● **To do**: Copy out each record below, exactly as given.

● **Exercise material**:
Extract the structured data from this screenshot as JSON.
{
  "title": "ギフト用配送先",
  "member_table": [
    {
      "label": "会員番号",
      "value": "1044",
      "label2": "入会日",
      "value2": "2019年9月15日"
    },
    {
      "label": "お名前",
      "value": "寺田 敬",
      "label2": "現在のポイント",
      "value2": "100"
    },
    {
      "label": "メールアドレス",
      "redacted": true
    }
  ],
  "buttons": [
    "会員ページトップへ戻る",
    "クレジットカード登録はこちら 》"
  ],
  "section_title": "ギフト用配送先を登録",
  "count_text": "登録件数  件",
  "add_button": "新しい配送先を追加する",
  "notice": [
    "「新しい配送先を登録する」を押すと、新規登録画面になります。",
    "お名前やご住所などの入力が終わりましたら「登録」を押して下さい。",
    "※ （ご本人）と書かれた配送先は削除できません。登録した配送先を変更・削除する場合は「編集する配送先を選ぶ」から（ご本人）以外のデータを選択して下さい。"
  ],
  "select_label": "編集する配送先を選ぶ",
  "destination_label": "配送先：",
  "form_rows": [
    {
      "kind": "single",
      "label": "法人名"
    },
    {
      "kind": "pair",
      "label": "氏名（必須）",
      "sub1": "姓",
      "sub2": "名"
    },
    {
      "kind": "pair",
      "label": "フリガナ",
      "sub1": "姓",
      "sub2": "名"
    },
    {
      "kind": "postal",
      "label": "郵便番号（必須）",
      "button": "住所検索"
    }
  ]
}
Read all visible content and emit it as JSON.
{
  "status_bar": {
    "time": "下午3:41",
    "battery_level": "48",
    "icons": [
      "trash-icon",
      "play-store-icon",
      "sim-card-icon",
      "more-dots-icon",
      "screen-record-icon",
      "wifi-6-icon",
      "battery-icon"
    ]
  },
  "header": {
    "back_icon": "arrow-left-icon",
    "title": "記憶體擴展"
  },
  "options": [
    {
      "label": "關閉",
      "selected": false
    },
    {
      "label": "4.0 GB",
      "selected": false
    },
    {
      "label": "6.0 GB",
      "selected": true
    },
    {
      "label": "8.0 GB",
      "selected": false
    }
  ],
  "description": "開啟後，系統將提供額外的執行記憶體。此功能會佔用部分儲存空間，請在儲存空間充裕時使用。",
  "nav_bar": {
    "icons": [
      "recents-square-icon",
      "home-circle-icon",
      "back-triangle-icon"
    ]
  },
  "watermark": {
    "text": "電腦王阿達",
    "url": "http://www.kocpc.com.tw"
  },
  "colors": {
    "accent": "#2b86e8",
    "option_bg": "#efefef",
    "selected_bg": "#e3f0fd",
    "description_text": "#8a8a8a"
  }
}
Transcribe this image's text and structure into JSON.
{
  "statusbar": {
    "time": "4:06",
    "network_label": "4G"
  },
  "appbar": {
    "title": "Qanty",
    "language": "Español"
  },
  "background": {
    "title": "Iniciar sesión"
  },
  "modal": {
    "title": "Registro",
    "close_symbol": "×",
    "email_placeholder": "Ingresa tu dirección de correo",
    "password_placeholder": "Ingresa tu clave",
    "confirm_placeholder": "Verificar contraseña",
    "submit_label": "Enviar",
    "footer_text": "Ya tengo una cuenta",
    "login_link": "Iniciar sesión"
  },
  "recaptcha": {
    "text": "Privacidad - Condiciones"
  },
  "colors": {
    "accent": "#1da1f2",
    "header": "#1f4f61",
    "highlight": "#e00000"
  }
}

● **Finished exercise**:
Extract the structured data from this screenshot as JSON.
{
  "title": "ギフト用配送先",
  "member_table": [
    {
      "label": "会員番号",
      "value": "1044",
      "label2": "入会日",
      "value2": "2019年9月15日"
    },
    {
      "label": "お名前",
      "value": "寺田 敬",
      "label2": "現在のポイント",
      "value2": "100"
    },
    {
      "label": "メールアドレス",
      "redacted": true
    }
  ],
  "buttons": [
    "会員ページトップへ戻る",
    "クレジットカード登録はこちら 》"
  ],
  "section_title": "ギフト用配送先を登録",
  "count_text": "登録件数  件",
  "add_button": "新しい配送先を追加する",
  "notice": [
    "「新しい配送先を登録する」を押すと、新規登録画面になります。",
    "お名前やご住所などの入力が終わりましたら「登録」を押して下さい。",
    "※ （ご本人）と書かれた配送先は削除できません。登録した配送先を変更・削除する場合は「編集する配送先を選ぶ」から（ご本人）以外のデータを選択して下さい。"
  ],
  "select_label": "編集する配送先を選ぶ",
  "destination_label": "配送先：",
  "form_rows": [
    {
      "kind": "single",
      "label": "法人名"
    },
    {
      "kind": "pair",
      "label": "氏名（必須）",
      "sub1": "姓",
      "sub2": "名"
    },
    {
      "kind": "pair",
      "label": "フリガナ",
      "sub1": "姓",
      "sub2": "名"
    },
    {
      "kind": "postal",
      "label": "郵便番号（必須）",
      "button": "住所検索"
    }
  ]
}
Read all visible content and emit it as JSON.
{
  "status_bar": {
    "time": "下午3:41",
    "battery_level": "48",
    "icons": [
      "trash-icon",
      "play-store-icon",
      "sim-card-icon",
      "more-dots-icon",
      "screen-record-icon",
      "wifi-6-icon",
      "battery-icon"
    ]
  },
  "header": {
    "back_icon": "arrow-left-icon",
    "title": "記憶體擴展"
  },
  "options": [
    {
      "label": "關閉",
      "selected": false
    },
    {
      "label": "4.0 GB",
      "selected": false
    },
    {
      "label": "6.0 GB",
      "selected": true
    },
    {
      "label": "8.0 GB",
      "selected": false
    }
  ],
  "description": "開啟後，系統將提供額外的執行記憶體。此功能會佔用部分儲存空間，請在儲存空間充裕時使用。",
  "nav_bar": {
    "icons": [
      "recents-square-icon",
      "home-circle-icon",
      "back-triangle-icon"
    ]
  },
  "watermark": {
    "text": "電腦王阿達",
    "url": "http://www.kocpc.com.tw"
  },
  "colors": {
    "accent": "#2b86e8",
    "option_bg": "#efefef",
    "selected_bg": "#e3f0fd",
    "description_text": "#8a8a8a"
  }
}
Transcribe this image's text and structure into JSON.
{
  "statusbar": {
    "time": "4:06",
    "network_label": "4G"
  },
  "appbar": {
    "title": "Qanty",
    "language": "Español"
  },
  "background": {
    "title": "Iniciar sesión"
  },
  "modal": {
    "title": "Registro",
    "close_symbol": "×",
    "email_placeholder": "Ingresa tu dirección de correo",
    "password_placeholder": "Ingresa tu clave",
    "confirm_placeholder": "Verificar contraseña",
    "submit_label": "Enviar",
    "footer_text": "Ya tengo una cuenta",
    "login_link": "Iniciar sesión"
  },
  "recaptcha": {
    "text": "Privacidad - Condiciones"
  },
  "colors": {
    "accent": "#1da1f2",
    "header": "#1f4f61",
    "highlight": "#e00000"
  }
}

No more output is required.